The value of a well written business plan cannot be over stated. It will benefit both management and investors in the company. The vast majority of the business plans I have reviewed come up critically short in at least two or more of these important areas, and higher number fail to address at least one key area. I think that is important that we take a look at the key sections of the business plan and what should be included.
Many sharp investors have learned the benefits of reading through a company’s annual and quarterly reports, as well as other public filings. It is not uncommon to come across a company with what seams to be very promising products or technology that is trading at a deep discount to what its perceived valuation should be. For sharp investors, selecting the right company to invest in can be very rewarding. However it is very important to know what type of company you are looking at. Is this a growth company, where new products and services could lead to a significant increase in sales and profitability? Or is it a turnaround/restructuring situation? It is important to know the difference between the two types as they require a different form of analysis. In this article we will take a look at evaluating a micro-cap company as a turnaround or restructuring situation as a potential investment. Our focus is going to be on those micro-cap companies that are generating revenue.
This is a reprint of the article “Crowd Funding and the JOBS Act” by Erik Nelson, President of Coral Capital Partners that was published in the 2nd Quarter 2012 edition of Micro-Cap Review Magazine. The article discusses the various provisions of the JOBS Act that relate to crowd funding and how they apply to the fund raising process.
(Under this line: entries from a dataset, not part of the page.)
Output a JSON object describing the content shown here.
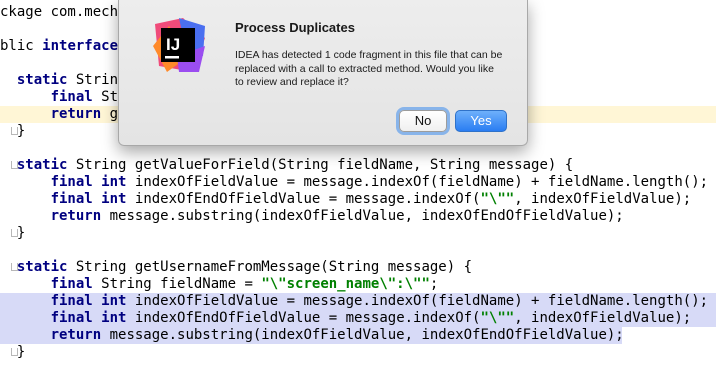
{
  "editor": {
    "lines": [
      {
        "text": "ckage com.mechanitis.demo.sense.twitter;",
        "highlight": false
      },
      {
        "text": "",
        "highlight": false
      },
      {
        "text": "blic interface Pa",
        "highlight": false
      },
      {
        "text": "",
        "highlight": false
      },
      {
        "text": "  static String getUsername",
        "highlight": false
      },
      {
        "text": "      final String fieldName = \"\\\"text\\\":\\\"\";",
        "highlight": false
      },
      {
        "text": "      return getValueForField(fieldName, message);",
        "highlight": false
      },
      {
        "text": "  }",
        "highlight": false
      },
      {
        "text": "",
        "highlight": false
      },
      {
        "text": "  static String getValueForField(String fieldName, String message) {",
        "highlight": false
      },
      {
        "text": "      final int indexOfFieldValue = message.indexOf(fieldName) + fieldName.length();",
        "highlight": false
      },
      {
        "text": "      final int indexOfEndOfFieldValue = message.indexOf(\"\\\"\", indexOfFieldValue);",
        "highlight": false
      },
      {
        "text": "      return message.substring(indexOfFieldValue, indexOfEndOfFieldValue);",
        "highlight": false
      },
      {
        "text": "  }",
        "highlight": false
      },
      {
        "text": "",
        "highlight": false
      },
      {
        "text": "  static String getUsernameFromMessage(String message) {",
        "highlight": false
      },
      {
        "text": "      final String fieldName = \"\\\"screen_name\\\":\\\"\";",
        "highlight": false
      },
      {
        "text": "      final int indexOfFieldValue = message.indexOf(fieldName) + fieldName.length();",
        "highlight": true
      },
      {
        "text": "      final int indexOfEndOfFieldValue = message.indexOf(\"\\\"\", indexOfFieldValue);",
        "highlight": true
      },
      {
        "text": "      return message.substring(indexOfFieldValue, indexOfEndOfFieldValue);",
        "highlight": true
      },
      {
        "text": "  }",
        "highlight": false
      }
    ]
  },
  "dialog": {
    "title": "Process Duplicates",
    "message": "IDEA has detected 1 code fragment in this file that can be replaced with a call to extracted method. Would you like to review and replace it?",
    "logo_text": "IJ",
    "no_label": "No",
    "yes_label": "Yes",
    "colors": {
      "accent": "#2a7df2",
      "selection": "#d7daf7"
    }
  }
}
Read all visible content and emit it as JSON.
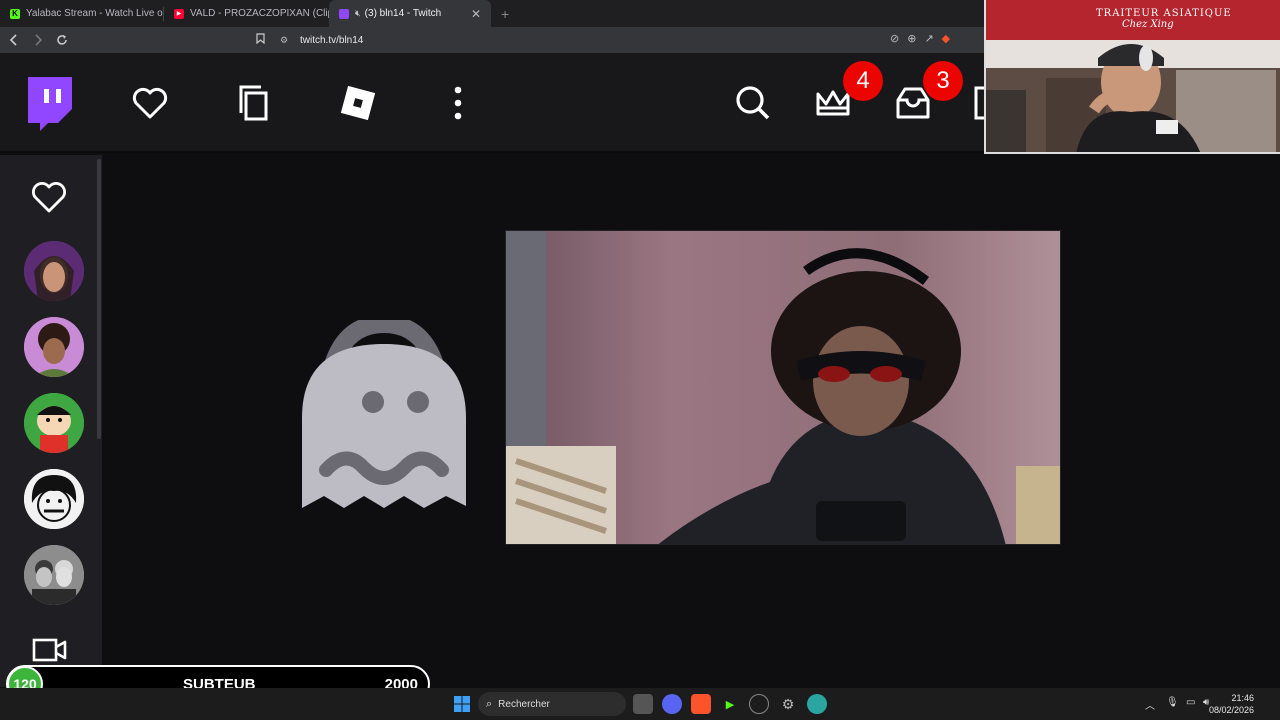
{
  "browser": {
    "tabs": [
      {
        "title": "Yalabac Stream - Watch Live on Kick",
        "favicon_color": "#53fc18",
        "favicon_letter": "K",
        "active": false
      },
      {
        "title": "VALD - PROZACZOPIXAN (Clip offici",
        "favicon_color": "#ff0033",
        "favicon_letter": "▶",
        "active": false
      },
      {
        "title": "(3) bln14 - Twitch",
        "favicon_color": "#9146ff",
        "favicon_letter": "",
        "active": true
      }
    ],
    "url": "twitch.tv/bln14"
  },
  "twitch_nav": {
    "brand_color": "#9146ff",
    "icons": [
      "twitch-logo-icon",
      "heart-icon",
      "browse-copy-icon",
      "roblox-icon",
      "more-vertical-icon",
      "search-icon",
      "crown-icon",
      "inbox-icon"
    ],
    "crown_badge": "4",
    "inbox_badge": "3"
  },
  "sidebar": {
    "items": [
      {
        "kind": "heart",
        "name": "following-heart-icon"
      },
      {
        "kind": "avatar",
        "name": "channel-avatar-1",
        "color": "#7a3c8f"
      },
      {
        "kind": "avatar",
        "name": "channel-avatar-2",
        "color": "#b06bc2"
      },
      {
        "kind": "avatar",
        "name": "channel-avatar-3",
        "color": "#3ea342"
      },
      {
        "kind": "avatar",
        "name": "channel-avatar-4",
        "color": "#f4f4f4"
      },
      {
        "kind": "avatar",
        "name": "channel-avatar-5",
        "color": "#9a9a9a"
      }
    ]
  },
  "offline_ghost_color": "#bdbcc4",
  "sub_goal": {
    "current": "120",
    "label": "SUBTEUB",
    "target": "2000",
    "accent": "#3db53d"
  },
  "webcam_sign": "TRAITEUR ASIATIQUE",
  "webcam_sign2": "Chez Xing",
  "taskbar": {
    "search_placeholder": "Rechercher",
    "time": "21:46",
    "date": "08/02/2026"
  }
}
This is the 3rd article authored by Erik Nelson that has been published in Micro-Cap Review Magazine, and the 2nd through Coral Capital Partners.